Take each line from the entries that holds "explorer" and copy it out.
★ ★ ★ ★ ★
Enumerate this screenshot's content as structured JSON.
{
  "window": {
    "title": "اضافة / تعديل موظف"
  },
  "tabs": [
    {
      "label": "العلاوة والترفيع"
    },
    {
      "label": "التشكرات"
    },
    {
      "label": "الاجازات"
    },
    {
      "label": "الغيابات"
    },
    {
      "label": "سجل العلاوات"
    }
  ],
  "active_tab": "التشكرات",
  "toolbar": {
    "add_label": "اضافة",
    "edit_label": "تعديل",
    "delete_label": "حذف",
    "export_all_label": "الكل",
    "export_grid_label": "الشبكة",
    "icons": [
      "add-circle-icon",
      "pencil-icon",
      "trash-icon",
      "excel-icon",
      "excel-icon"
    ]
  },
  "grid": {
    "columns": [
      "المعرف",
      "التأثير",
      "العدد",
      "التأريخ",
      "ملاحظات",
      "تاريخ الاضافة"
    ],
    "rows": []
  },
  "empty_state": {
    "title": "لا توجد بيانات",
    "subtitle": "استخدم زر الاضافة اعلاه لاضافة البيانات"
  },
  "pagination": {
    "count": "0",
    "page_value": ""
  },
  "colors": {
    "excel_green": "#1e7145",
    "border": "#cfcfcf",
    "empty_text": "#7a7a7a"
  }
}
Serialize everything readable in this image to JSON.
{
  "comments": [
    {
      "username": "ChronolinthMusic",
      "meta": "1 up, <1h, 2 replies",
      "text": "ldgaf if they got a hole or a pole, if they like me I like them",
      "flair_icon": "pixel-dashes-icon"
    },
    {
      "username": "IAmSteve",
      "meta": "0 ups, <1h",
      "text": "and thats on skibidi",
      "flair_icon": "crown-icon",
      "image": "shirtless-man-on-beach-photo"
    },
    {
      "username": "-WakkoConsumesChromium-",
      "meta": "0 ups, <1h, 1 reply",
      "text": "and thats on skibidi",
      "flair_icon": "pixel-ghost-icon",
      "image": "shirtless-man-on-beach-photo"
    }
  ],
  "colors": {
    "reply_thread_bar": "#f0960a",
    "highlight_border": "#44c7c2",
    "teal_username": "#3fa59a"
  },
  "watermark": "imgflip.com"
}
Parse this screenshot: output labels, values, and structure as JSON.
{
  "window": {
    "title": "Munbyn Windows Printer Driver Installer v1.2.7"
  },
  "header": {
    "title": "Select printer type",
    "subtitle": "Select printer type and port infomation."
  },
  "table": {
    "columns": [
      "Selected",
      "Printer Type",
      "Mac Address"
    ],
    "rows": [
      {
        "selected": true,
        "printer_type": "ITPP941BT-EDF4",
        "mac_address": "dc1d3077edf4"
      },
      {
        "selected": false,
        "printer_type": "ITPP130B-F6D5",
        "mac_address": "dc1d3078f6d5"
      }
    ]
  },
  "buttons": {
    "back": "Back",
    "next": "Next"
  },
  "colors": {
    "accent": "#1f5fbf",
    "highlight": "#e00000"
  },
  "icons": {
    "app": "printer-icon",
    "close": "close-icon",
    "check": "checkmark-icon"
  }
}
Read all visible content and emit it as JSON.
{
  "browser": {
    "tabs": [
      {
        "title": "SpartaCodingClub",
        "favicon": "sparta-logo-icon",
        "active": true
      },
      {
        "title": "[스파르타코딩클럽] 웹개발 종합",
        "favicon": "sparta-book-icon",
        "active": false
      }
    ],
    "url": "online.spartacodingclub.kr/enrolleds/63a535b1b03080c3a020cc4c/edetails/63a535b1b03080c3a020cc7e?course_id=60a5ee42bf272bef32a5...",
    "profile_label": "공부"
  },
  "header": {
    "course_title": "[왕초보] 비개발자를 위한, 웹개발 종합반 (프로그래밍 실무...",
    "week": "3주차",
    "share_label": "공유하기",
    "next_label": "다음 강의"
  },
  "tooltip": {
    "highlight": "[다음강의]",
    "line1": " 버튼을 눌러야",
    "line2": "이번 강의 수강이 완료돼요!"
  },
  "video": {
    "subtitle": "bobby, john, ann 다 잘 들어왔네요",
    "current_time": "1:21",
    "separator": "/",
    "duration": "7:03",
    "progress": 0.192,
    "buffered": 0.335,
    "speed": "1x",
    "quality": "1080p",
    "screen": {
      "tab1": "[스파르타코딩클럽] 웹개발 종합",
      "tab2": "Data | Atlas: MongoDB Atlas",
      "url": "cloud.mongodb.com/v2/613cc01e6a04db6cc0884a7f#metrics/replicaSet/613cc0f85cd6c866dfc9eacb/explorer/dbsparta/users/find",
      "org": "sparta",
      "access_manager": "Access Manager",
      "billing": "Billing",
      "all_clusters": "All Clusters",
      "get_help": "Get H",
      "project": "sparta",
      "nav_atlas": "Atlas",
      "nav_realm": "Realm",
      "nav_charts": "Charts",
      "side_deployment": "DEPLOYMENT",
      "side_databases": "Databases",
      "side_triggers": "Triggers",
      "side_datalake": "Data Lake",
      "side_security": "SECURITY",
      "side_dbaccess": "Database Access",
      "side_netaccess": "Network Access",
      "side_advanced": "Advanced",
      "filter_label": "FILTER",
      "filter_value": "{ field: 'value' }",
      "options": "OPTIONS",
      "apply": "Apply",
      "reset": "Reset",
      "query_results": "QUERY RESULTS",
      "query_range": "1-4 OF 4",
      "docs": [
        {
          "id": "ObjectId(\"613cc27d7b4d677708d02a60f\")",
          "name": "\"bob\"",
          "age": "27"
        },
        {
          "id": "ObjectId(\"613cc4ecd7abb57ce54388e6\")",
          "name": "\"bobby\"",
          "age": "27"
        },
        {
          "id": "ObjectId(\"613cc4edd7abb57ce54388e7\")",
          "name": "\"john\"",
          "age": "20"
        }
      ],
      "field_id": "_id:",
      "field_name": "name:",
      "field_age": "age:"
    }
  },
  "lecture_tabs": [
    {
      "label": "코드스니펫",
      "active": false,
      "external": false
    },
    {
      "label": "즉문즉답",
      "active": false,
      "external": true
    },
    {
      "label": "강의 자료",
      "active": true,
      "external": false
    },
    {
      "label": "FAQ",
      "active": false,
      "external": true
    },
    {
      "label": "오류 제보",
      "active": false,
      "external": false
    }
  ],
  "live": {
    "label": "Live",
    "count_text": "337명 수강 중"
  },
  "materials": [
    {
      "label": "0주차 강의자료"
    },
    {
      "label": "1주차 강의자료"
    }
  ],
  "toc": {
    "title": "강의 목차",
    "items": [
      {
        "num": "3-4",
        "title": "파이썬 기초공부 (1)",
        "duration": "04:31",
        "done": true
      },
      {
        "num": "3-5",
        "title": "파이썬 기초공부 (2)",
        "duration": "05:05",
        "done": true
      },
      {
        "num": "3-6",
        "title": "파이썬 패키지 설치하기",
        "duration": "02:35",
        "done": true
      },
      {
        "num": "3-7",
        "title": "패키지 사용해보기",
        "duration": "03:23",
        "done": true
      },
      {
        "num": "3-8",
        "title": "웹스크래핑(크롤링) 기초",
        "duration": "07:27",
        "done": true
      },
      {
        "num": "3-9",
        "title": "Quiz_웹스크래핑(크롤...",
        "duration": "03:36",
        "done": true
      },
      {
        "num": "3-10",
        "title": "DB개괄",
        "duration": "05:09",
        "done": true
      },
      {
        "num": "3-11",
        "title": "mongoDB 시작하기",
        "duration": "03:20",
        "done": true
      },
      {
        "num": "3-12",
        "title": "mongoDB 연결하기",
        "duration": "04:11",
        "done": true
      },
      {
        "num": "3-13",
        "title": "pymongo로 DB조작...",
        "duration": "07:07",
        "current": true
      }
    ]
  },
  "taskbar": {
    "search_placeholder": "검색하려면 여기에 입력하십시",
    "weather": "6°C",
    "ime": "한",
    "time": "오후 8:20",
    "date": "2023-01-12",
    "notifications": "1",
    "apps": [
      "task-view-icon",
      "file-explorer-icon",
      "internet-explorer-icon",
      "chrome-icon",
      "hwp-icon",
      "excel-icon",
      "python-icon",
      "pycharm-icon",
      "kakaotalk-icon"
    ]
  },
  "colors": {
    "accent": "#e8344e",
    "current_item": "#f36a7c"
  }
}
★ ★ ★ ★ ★
- RESULT OF THIS TASK:
      "url": "cloud.mongodb.com/v2/613cc01e6a04db6cc0884a7f#metrics/replicaSet/613cc0f85cd6c866dfc9eacb/explorer/dbsparta/users/find",
      "file-explorer-icon",
      "internet-explorer-icon",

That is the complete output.